__Dataset records__
************

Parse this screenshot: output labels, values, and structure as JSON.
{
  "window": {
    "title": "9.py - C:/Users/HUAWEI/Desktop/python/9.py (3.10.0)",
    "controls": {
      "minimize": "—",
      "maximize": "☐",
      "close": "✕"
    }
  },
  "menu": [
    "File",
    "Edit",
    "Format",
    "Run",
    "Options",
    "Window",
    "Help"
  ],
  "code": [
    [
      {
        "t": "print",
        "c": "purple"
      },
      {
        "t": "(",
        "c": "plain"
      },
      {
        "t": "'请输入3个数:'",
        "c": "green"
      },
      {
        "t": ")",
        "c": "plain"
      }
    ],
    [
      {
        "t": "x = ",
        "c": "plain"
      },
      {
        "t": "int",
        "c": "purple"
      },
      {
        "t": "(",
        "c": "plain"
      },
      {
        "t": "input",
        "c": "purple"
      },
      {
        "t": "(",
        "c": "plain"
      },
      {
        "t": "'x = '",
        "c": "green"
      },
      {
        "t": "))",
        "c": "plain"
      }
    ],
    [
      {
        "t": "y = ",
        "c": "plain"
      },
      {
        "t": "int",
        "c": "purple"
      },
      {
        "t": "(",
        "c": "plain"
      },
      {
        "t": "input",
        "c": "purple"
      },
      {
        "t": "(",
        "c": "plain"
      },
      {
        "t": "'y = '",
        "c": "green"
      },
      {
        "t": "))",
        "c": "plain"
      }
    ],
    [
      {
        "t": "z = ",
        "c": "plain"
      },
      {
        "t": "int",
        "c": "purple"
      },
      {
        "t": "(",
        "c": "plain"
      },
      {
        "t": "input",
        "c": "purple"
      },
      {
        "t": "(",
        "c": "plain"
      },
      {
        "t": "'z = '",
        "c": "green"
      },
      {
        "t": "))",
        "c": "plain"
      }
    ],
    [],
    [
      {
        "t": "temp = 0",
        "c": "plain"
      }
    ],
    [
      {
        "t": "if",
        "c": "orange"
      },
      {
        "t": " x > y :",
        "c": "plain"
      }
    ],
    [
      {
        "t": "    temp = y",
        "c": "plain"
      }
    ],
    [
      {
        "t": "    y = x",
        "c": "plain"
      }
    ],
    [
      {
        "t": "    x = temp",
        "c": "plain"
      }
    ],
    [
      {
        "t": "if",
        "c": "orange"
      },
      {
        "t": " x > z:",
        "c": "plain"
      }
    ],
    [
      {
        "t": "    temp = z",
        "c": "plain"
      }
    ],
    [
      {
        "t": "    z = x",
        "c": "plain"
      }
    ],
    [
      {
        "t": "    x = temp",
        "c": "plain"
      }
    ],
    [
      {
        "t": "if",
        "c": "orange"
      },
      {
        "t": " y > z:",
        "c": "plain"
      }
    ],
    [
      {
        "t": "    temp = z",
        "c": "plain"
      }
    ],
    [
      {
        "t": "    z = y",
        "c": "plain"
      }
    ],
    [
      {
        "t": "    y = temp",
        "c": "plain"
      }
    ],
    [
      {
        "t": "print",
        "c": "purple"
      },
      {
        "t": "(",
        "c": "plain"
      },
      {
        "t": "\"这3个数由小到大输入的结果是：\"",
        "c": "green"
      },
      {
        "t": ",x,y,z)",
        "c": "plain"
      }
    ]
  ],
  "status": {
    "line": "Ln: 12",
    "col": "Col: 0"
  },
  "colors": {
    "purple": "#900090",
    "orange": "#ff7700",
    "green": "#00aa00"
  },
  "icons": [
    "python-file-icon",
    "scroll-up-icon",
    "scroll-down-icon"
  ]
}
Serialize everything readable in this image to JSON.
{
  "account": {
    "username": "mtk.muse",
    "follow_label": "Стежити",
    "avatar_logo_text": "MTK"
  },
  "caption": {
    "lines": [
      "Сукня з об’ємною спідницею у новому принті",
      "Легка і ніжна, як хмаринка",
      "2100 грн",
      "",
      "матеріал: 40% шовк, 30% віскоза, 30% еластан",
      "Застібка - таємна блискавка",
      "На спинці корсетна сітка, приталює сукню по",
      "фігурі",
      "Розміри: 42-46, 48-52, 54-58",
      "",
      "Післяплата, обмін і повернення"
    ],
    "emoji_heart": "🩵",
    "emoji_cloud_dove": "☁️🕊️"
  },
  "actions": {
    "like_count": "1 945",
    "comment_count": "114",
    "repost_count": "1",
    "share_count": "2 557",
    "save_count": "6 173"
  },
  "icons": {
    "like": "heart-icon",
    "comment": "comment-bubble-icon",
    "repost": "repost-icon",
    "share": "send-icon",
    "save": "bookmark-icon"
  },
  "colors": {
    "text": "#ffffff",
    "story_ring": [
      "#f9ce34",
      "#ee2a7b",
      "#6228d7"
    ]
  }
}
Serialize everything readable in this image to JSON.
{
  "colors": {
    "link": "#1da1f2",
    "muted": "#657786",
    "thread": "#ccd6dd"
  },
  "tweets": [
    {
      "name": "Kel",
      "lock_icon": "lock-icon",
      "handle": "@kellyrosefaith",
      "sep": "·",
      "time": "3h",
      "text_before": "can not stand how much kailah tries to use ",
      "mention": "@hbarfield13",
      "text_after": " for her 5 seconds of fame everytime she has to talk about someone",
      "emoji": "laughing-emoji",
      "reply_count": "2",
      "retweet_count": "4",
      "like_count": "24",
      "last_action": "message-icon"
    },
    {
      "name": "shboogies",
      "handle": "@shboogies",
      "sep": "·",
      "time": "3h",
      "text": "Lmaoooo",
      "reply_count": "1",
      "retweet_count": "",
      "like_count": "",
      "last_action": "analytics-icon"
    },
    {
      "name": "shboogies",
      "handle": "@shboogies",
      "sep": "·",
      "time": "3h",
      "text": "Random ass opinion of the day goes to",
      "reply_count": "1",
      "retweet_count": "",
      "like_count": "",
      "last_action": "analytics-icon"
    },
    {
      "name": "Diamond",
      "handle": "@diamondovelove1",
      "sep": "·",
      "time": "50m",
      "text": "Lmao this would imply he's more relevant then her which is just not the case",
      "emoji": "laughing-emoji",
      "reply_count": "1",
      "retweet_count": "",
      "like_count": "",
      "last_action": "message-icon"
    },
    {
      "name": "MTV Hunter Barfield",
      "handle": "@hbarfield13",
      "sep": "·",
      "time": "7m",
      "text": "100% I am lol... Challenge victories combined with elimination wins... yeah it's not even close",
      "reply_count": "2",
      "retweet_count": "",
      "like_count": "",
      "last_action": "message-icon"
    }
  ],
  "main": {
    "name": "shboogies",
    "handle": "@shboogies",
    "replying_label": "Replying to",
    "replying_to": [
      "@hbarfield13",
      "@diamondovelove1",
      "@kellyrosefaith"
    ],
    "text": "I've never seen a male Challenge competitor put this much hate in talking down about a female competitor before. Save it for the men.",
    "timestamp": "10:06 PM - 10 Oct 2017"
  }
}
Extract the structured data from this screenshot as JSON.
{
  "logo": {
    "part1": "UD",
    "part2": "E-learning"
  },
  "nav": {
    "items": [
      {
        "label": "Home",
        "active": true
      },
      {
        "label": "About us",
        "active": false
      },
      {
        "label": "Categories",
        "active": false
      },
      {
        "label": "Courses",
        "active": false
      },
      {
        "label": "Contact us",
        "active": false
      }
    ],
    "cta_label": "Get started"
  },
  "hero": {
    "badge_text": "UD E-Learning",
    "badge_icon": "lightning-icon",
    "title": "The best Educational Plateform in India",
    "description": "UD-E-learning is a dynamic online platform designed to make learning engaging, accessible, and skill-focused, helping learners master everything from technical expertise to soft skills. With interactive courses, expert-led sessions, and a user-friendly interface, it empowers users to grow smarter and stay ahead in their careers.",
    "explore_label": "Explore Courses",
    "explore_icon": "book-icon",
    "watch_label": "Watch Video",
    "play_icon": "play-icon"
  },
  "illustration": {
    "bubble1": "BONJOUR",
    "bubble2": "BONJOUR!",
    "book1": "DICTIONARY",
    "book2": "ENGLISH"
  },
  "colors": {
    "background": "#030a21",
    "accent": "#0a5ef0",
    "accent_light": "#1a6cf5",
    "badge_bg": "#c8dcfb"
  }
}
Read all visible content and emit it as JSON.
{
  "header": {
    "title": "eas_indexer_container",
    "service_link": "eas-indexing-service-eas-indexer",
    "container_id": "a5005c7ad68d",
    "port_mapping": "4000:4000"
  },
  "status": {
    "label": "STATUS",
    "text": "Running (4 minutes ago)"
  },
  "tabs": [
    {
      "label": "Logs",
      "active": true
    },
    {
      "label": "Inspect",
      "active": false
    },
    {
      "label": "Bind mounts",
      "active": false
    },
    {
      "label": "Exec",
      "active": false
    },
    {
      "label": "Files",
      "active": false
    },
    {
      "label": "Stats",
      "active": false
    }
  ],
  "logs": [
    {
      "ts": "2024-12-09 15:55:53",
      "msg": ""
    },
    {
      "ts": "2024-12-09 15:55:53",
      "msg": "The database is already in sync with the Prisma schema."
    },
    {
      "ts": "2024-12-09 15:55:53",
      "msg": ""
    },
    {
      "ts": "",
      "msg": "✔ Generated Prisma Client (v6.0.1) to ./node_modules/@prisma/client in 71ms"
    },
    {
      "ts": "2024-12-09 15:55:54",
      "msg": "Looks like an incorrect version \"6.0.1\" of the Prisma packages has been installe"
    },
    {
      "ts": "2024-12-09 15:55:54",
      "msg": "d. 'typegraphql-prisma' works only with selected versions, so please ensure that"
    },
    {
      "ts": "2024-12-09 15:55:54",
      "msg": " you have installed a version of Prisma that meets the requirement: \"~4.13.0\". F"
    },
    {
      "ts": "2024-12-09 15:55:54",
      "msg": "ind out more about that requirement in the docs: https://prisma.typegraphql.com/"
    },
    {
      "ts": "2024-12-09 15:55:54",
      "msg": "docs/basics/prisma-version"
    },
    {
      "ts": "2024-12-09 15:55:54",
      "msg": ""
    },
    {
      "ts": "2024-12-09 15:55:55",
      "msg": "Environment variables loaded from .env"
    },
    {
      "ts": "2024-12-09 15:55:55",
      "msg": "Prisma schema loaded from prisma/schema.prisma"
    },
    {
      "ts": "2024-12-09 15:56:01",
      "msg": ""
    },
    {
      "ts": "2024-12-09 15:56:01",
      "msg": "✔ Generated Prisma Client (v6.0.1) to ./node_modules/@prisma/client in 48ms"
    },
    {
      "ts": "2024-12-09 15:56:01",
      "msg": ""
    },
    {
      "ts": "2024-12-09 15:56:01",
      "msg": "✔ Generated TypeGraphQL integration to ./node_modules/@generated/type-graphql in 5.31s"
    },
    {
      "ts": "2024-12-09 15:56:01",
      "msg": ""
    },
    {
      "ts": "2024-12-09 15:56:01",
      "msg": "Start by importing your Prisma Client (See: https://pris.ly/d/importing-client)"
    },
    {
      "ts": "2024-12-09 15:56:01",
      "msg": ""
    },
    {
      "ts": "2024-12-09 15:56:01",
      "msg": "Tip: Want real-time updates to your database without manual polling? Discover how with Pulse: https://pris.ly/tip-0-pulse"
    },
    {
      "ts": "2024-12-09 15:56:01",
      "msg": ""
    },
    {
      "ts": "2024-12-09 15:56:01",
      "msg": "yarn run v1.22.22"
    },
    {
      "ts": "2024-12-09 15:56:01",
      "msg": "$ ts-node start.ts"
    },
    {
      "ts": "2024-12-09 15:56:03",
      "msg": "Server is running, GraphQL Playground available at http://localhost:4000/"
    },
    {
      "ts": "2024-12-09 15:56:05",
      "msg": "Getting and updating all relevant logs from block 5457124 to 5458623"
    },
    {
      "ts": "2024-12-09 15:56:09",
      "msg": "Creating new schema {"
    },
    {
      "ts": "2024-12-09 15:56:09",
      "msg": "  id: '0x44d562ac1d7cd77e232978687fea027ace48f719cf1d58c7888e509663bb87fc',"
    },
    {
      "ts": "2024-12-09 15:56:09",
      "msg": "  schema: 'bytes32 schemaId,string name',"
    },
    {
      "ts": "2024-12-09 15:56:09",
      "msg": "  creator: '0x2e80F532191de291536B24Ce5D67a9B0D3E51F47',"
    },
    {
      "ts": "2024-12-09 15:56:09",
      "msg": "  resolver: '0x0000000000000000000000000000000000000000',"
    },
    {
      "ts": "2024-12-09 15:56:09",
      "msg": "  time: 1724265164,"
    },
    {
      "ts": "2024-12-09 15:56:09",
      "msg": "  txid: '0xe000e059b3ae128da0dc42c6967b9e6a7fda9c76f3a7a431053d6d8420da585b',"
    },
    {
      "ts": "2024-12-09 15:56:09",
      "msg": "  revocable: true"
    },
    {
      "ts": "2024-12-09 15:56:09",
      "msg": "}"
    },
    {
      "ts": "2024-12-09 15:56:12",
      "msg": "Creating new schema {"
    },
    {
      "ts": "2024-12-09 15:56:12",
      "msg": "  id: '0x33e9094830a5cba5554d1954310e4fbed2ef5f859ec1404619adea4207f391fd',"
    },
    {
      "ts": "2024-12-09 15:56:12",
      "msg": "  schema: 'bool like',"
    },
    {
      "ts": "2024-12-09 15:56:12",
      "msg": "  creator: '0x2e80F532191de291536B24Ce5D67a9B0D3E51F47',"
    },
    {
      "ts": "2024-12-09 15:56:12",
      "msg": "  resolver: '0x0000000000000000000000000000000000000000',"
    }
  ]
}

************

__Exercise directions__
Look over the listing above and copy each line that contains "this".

__Output of the exercise__
Parse this screenshot: output labels, values, and structure as JSON.
Serialize everything readable in this image to JSON.
Serialize everything readable in this image to JSON.
      "text": "Lmao this would imply he's more relevant then her which is just not the case",
    "text": "I've never seen a male Challenge competitor put this much hate in talking down about a female competitor before. Save it for the men.",
Extract the structured data from this screenshot as JSON.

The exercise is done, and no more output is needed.